Uptill now I thought that it was just an empty variable list (Remember an
older mail of mine asking about calling conventions for handlers?). So the
required variable is areqinfo->mode.
I think it deserves both a FAQ and a wiki spot. I have to leave on a
business trip, but when I come back (end of January) I intend to document my
experiences with custom handlers. Maybe you can tell me then how best to go
----- Original Message -----
From: "Wes Hardaker" <hardaker@...>
To: "Nikos Balkanas" <nbalkanas@...>
Sent: Monday, January 05, 2009 6:19 PM
Subject: Re: netsnmp_create_handler_registration
>>>>>> On Sat, 3 Jan 2009 15:33:51 +0200, "Nikos Balkanas"

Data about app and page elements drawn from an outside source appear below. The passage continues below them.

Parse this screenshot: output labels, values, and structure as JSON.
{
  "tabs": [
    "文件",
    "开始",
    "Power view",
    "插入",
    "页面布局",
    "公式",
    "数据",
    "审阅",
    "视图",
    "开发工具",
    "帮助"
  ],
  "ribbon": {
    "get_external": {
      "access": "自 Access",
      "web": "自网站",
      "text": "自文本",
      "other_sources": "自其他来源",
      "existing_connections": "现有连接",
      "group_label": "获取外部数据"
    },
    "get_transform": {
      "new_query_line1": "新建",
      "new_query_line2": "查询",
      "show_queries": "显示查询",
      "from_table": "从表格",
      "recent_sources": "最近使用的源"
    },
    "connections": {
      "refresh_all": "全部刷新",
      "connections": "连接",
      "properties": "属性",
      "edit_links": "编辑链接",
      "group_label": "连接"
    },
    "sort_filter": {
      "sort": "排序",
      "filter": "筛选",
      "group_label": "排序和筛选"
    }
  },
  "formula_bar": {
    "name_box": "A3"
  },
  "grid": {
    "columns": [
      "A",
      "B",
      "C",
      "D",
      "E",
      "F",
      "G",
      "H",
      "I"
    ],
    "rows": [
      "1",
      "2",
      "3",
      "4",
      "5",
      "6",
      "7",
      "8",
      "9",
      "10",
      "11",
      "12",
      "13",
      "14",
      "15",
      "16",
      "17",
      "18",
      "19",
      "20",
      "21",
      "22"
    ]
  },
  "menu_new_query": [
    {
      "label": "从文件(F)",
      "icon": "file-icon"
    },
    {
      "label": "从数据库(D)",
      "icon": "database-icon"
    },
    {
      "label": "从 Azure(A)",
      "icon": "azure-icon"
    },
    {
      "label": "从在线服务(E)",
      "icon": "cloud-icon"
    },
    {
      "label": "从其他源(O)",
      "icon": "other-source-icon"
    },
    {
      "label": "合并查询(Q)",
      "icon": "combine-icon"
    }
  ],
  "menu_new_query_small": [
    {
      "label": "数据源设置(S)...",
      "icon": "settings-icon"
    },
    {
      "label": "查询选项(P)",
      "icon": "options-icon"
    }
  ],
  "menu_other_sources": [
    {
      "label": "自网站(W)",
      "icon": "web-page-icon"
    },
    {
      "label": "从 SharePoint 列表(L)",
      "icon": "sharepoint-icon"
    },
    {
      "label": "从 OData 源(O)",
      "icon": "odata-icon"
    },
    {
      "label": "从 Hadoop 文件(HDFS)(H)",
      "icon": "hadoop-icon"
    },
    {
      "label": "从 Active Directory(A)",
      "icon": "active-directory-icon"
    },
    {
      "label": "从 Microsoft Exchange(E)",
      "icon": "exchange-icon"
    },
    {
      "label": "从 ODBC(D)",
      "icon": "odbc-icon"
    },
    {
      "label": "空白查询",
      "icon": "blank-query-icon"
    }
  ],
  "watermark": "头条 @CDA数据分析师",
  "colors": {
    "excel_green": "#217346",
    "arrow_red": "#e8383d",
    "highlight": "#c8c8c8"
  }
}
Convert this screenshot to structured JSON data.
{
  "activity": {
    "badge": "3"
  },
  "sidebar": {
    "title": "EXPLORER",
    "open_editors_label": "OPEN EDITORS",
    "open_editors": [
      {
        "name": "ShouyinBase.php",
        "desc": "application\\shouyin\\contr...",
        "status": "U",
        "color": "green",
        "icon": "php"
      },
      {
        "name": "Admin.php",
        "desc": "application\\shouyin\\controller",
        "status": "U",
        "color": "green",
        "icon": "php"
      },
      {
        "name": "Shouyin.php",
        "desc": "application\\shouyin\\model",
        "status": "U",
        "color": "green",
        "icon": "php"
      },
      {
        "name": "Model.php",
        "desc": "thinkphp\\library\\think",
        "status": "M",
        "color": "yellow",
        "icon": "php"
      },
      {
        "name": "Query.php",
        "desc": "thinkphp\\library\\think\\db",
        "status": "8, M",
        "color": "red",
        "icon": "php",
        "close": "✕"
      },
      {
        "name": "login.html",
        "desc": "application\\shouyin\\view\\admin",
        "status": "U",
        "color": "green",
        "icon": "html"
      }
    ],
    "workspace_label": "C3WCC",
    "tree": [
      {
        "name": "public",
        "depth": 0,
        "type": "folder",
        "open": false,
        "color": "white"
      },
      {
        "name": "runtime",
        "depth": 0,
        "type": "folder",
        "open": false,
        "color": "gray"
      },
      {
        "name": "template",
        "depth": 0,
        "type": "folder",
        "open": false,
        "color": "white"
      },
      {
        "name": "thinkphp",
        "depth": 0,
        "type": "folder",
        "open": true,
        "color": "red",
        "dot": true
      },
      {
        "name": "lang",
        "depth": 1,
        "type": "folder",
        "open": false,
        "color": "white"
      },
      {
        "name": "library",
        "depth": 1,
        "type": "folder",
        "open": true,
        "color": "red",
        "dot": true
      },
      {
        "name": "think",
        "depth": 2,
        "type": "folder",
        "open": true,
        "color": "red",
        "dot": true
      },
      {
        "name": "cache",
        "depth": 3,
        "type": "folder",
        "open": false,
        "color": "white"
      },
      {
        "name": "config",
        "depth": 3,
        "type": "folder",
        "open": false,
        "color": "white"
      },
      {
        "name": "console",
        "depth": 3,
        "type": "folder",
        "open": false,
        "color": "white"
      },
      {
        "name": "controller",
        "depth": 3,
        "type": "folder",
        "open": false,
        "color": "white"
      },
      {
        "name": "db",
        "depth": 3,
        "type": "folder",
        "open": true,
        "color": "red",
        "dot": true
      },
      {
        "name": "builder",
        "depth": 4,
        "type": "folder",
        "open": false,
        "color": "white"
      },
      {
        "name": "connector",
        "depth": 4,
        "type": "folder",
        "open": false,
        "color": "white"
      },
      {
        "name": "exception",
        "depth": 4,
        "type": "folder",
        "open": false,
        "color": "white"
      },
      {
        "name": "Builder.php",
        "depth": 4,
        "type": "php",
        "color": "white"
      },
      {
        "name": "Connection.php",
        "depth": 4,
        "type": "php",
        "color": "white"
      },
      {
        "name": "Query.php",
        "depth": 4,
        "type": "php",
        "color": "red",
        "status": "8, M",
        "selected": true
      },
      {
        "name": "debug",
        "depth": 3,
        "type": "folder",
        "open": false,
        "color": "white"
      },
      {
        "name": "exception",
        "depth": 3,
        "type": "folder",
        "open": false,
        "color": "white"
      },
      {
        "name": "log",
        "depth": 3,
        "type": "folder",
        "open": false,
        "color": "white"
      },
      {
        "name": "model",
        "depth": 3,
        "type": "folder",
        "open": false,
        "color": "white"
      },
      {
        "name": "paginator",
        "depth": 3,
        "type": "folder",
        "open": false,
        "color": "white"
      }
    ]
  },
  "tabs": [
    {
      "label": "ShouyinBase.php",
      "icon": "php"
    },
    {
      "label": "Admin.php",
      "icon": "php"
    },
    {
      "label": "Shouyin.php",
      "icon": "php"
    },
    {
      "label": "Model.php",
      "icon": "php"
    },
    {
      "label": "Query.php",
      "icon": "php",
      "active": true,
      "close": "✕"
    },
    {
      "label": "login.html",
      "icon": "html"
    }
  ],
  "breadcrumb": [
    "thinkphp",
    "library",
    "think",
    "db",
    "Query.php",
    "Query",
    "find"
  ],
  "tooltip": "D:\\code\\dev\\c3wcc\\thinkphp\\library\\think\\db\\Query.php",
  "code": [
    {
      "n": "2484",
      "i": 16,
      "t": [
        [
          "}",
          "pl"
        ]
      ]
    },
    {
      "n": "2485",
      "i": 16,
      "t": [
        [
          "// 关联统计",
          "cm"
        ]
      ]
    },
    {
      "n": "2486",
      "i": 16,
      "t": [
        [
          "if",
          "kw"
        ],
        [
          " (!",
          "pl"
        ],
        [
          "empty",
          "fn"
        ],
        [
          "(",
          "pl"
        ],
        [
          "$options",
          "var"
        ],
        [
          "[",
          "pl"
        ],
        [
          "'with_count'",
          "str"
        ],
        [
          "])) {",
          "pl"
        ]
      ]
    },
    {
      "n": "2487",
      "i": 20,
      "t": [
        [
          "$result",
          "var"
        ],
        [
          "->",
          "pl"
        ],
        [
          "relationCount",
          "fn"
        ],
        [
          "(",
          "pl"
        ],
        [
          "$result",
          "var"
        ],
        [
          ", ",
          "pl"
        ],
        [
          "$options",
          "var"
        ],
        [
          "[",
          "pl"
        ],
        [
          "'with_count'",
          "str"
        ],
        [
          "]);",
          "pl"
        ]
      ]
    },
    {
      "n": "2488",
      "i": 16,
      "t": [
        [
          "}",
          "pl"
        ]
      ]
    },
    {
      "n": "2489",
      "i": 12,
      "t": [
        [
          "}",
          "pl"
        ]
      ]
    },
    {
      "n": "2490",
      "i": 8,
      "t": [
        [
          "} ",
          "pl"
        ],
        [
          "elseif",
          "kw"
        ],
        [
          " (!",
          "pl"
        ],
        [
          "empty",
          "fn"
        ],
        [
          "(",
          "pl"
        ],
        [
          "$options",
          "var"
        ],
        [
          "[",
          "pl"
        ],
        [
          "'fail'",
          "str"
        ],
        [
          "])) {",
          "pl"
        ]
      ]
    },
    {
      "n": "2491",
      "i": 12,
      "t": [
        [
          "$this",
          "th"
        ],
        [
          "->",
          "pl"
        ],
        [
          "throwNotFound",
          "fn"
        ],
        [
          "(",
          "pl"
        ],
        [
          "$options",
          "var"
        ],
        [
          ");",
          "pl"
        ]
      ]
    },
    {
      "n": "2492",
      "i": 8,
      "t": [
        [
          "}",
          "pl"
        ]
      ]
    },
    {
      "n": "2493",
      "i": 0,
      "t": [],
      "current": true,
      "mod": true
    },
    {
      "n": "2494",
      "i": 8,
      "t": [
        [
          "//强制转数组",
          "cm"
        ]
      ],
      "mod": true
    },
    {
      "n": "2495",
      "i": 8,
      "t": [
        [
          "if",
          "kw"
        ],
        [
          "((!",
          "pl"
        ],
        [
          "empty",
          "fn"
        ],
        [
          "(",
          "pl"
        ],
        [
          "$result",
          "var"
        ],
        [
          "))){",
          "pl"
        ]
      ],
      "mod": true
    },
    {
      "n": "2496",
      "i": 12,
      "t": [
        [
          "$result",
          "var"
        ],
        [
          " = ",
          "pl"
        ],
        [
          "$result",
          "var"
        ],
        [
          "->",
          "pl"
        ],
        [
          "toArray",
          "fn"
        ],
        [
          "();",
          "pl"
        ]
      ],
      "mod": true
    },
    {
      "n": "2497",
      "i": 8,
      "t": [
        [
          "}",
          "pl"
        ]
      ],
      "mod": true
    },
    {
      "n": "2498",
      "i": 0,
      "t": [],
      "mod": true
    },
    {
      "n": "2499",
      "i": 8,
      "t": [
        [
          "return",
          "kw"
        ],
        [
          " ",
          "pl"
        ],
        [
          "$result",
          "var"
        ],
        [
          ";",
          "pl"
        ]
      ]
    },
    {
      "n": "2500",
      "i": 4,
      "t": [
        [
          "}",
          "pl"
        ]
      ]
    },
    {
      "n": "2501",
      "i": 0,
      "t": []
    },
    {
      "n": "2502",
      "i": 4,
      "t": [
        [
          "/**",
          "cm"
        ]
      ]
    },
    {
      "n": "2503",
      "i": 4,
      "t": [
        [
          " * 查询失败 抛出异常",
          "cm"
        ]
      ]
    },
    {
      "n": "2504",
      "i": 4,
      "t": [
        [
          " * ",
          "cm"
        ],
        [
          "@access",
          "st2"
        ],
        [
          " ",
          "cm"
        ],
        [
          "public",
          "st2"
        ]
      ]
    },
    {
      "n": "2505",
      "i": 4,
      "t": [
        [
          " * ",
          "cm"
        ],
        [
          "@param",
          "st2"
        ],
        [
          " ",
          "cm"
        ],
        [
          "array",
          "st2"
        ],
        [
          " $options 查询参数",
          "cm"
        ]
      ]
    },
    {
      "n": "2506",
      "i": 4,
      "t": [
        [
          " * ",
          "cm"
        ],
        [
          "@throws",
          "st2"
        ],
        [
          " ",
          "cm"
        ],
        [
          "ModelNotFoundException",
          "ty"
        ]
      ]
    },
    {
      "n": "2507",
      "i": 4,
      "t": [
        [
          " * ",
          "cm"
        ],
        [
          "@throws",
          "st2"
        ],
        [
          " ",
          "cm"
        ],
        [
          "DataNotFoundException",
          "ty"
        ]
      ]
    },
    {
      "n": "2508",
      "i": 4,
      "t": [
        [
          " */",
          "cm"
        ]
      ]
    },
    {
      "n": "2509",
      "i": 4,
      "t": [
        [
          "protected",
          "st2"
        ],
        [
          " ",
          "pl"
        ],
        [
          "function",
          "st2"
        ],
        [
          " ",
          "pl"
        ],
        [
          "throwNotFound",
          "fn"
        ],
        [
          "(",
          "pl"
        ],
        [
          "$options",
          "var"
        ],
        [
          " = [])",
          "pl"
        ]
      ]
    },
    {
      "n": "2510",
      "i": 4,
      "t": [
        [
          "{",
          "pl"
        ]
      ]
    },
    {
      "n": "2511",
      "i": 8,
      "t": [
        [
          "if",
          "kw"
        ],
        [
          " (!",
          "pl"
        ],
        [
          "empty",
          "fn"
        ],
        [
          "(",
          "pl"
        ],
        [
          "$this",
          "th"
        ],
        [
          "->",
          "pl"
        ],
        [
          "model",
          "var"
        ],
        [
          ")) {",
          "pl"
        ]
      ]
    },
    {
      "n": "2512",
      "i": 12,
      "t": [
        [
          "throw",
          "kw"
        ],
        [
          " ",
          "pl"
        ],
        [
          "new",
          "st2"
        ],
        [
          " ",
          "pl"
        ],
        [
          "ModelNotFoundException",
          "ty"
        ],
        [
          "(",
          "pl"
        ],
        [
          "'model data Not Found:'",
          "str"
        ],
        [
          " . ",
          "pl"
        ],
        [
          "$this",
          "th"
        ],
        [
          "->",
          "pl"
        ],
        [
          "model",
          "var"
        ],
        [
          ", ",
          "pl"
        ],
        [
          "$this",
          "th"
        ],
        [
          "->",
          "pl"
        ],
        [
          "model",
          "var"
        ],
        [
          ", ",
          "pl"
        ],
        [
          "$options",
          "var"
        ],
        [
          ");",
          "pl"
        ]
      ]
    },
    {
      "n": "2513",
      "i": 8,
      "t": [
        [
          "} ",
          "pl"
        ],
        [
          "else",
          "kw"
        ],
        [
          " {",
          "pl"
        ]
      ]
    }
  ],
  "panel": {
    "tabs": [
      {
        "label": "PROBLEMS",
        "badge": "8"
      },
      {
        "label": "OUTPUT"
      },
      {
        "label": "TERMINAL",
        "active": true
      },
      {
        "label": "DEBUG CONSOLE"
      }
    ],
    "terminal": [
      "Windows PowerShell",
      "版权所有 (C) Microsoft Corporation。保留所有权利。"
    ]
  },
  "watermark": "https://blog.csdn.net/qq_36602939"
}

>>>>>> <nbalkanas@...> said:
> NB> During a SET operation the custom handler will be called 4 times, 2
> NB> with old values and 2 with new ones (Reserve1, Reserve2, Action,
> NB> Commit).
> The values in the varbinds are always the new ones (IE, the ones from
> the SET packet).
> NB> If the same handler is used also for GET operations
> NB> (HANDLER_CAN_RWRITE) will be called once only (let's call it
> NB> Reserve1).
> It's called GET actually :-)
> NB> How can one distinguish between GET and SET calls?
> The reqinfo->mode variable will be set to one of (snmp_agent.h):
> #define MODE_GET SNMP_MSG_GET
> #define MODE_GETNEXT SNMP_MSG_GETNEXT
> #define MODE_GETBULK SNMP_MSG_GETBULK
> #define MODE_GET_STASH SNMP_MSG_INTERNAL_GET_STASH
> #define MODE_SET_BEGIN SNMP_MSG_INTERNAL_SET_BEGIN
> #define MODE_SET_RESERVE1 SNMP_MSG_INTERNAL_SET_RESERVE1
> #define MODE_SET_RESERVE2 SNMP_MSG_INTERNAL_SET_RESERVE2
> #define MODE_SET_ACTION SNMP_MSG_INTERNAL_SET_ACTION
> #define MODE_SET_COMMIT SNMP_MSG_INTERNAL_SET_COMMIT
> #define MODE_SET_FREE SNMP_MSG_INTERNAL_SET_FREE
> #define MODE_SET_UNDO SNMP_MSG_INTERNAL_SET_UNDO
> There is even a MODE_IS_GET(x) macro that tells you if the incoming mode
> is a GET type vs a SET type operation.
> Wes Hardaker
> Sparta, Inc.